— Task to carry out —
Every line of the data that includes "JSON" should be copied out.

— Material shown —

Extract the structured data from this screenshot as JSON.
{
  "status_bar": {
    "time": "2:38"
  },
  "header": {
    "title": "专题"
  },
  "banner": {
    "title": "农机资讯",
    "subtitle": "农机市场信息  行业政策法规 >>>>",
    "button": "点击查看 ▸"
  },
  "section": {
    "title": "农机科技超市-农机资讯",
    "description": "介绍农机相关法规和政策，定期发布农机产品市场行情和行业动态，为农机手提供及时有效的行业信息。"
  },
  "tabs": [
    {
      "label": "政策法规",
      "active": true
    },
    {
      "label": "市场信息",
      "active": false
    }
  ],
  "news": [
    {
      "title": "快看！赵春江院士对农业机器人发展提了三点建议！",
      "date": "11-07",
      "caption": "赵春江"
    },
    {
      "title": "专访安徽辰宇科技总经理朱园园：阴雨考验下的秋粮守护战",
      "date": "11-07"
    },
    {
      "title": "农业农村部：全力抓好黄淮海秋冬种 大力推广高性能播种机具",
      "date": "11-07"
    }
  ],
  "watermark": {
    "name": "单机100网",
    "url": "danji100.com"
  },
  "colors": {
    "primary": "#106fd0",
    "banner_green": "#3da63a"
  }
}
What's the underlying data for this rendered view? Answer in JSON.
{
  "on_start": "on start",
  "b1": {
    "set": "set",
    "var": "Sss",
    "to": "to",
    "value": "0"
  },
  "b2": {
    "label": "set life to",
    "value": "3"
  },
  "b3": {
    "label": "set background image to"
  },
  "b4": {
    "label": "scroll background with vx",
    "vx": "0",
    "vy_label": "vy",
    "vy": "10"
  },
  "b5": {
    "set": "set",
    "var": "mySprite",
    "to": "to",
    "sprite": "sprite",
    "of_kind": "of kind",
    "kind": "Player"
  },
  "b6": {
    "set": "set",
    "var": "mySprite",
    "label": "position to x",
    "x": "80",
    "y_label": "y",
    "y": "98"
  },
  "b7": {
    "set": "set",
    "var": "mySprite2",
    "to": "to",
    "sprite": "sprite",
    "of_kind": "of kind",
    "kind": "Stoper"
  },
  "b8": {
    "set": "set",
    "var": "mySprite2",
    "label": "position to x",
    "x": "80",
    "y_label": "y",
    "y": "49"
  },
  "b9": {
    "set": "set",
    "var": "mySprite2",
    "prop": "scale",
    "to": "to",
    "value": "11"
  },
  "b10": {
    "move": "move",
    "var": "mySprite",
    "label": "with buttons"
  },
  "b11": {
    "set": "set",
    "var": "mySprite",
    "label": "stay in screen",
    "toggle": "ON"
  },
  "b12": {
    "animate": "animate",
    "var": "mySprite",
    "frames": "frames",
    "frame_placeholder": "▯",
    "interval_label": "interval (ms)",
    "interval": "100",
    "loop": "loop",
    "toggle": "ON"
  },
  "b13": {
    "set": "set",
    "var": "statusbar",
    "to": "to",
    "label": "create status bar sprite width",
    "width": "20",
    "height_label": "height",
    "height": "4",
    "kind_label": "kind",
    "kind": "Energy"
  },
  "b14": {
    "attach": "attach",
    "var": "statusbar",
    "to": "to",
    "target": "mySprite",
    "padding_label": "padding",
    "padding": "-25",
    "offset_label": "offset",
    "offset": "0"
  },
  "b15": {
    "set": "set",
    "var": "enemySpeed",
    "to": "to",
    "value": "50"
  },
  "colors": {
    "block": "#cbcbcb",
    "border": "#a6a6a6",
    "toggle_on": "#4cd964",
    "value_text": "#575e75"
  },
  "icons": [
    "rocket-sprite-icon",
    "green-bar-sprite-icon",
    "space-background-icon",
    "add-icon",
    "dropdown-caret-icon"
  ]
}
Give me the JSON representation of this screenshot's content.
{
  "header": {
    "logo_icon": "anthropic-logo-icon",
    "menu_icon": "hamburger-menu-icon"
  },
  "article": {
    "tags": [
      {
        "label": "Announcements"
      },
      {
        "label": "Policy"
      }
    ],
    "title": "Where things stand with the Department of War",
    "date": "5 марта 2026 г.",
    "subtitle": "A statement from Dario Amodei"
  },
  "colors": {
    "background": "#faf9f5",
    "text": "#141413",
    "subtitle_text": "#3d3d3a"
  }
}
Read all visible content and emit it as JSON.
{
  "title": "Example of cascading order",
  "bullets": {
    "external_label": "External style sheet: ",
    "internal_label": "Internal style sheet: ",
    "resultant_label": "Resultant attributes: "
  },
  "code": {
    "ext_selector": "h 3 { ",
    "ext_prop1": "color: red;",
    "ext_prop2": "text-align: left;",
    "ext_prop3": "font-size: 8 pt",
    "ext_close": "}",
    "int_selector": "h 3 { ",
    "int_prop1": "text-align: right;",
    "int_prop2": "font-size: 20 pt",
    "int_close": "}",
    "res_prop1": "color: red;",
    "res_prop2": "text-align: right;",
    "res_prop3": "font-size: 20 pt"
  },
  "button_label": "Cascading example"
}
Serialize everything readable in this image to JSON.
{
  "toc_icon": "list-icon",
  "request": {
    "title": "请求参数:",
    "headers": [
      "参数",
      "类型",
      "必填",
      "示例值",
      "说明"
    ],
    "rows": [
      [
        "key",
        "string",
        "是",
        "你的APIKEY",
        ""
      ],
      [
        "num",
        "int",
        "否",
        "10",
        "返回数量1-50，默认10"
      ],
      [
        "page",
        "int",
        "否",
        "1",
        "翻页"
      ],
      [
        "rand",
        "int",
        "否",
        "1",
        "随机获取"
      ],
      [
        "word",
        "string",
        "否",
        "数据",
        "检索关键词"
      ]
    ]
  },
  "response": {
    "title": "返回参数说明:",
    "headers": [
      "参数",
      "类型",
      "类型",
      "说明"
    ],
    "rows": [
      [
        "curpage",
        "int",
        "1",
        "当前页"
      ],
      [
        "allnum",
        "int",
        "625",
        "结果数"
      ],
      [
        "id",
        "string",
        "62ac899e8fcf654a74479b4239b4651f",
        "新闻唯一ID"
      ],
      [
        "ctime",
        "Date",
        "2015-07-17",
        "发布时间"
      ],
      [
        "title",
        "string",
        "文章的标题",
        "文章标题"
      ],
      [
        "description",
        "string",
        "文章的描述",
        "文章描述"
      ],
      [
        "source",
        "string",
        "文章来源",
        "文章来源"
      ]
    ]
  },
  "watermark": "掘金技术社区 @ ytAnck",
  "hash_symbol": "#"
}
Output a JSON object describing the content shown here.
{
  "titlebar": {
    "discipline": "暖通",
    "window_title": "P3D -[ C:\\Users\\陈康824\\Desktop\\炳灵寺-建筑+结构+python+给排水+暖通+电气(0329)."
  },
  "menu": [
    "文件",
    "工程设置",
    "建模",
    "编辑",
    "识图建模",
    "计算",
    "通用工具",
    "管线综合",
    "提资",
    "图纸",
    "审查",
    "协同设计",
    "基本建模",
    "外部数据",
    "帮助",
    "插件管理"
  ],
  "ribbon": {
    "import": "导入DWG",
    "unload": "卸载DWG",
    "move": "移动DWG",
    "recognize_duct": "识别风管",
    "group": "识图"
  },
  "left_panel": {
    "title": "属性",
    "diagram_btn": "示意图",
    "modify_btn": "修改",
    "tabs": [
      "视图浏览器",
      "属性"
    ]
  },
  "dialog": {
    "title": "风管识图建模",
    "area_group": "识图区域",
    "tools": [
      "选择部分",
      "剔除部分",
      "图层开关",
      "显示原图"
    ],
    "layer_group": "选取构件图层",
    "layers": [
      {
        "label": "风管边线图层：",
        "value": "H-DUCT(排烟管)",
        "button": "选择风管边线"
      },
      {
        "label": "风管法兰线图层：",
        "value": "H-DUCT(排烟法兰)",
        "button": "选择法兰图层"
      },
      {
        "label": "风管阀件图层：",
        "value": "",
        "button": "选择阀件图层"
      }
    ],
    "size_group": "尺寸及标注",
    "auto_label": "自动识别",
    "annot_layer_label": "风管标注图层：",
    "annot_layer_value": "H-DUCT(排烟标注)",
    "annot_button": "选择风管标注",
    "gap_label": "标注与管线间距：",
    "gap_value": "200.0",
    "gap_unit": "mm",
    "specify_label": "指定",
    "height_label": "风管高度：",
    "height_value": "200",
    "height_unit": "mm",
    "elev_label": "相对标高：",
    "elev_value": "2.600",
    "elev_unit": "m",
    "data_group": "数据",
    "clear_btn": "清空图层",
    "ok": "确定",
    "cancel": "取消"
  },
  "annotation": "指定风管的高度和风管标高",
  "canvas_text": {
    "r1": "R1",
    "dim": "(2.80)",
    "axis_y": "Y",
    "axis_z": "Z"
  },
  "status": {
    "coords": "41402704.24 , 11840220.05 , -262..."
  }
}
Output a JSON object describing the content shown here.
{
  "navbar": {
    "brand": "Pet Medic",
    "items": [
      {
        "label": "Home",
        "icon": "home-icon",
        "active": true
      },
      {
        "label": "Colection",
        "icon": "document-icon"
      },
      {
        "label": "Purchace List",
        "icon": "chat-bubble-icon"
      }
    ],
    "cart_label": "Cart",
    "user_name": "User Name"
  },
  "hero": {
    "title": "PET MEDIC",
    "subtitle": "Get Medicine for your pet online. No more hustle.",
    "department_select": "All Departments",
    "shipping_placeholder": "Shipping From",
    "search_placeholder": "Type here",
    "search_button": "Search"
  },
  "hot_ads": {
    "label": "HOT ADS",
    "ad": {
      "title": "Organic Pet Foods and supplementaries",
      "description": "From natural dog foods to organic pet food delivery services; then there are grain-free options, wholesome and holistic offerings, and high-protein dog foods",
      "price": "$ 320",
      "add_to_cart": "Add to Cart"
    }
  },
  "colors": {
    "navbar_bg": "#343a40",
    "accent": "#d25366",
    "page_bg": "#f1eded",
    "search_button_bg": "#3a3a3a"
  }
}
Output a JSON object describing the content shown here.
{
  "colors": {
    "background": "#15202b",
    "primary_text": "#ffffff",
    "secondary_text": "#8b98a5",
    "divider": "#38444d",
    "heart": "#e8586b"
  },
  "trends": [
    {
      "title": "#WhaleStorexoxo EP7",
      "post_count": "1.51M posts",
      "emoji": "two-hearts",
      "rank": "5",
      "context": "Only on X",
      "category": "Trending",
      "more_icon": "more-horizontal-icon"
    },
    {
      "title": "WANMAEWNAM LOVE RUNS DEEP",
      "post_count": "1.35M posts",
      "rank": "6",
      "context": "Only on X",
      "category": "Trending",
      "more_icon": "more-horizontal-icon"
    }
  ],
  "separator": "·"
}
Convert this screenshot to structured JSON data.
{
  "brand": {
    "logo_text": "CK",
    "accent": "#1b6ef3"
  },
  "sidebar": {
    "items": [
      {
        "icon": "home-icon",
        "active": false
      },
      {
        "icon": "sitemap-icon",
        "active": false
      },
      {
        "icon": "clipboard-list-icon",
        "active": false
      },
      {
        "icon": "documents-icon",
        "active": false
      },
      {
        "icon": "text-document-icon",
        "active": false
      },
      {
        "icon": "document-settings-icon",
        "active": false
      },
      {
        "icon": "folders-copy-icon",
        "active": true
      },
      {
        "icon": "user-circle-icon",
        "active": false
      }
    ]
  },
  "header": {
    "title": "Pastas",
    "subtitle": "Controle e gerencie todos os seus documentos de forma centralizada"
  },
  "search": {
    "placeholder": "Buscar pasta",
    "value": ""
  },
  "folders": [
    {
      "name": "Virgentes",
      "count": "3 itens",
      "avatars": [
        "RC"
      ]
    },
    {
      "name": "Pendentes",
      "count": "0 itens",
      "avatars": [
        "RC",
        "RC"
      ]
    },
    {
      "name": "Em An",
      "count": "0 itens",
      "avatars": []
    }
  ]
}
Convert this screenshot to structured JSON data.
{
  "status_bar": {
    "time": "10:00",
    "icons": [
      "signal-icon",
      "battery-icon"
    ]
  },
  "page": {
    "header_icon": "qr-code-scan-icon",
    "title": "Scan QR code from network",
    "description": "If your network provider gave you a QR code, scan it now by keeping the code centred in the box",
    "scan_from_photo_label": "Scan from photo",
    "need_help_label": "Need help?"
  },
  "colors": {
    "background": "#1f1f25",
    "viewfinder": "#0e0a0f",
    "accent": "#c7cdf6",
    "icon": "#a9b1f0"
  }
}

— Problem solution —
Extract the structured data from this screenshot as JSON.
What's the underlying data for this rendered view? Answer in JSON.
Give me the JSON representation of this screenshot's content.
Read all visible content and emit it as JSON.
Serialize everything readable in this image to JSON.
Output a JSON object describing the content shown here.
Output a JSON object describing the content shown here.
Output a JSON object describing the content shown here.
Convert this screenshot to structured JSON data.
Convert this screenshot to structured JSON data.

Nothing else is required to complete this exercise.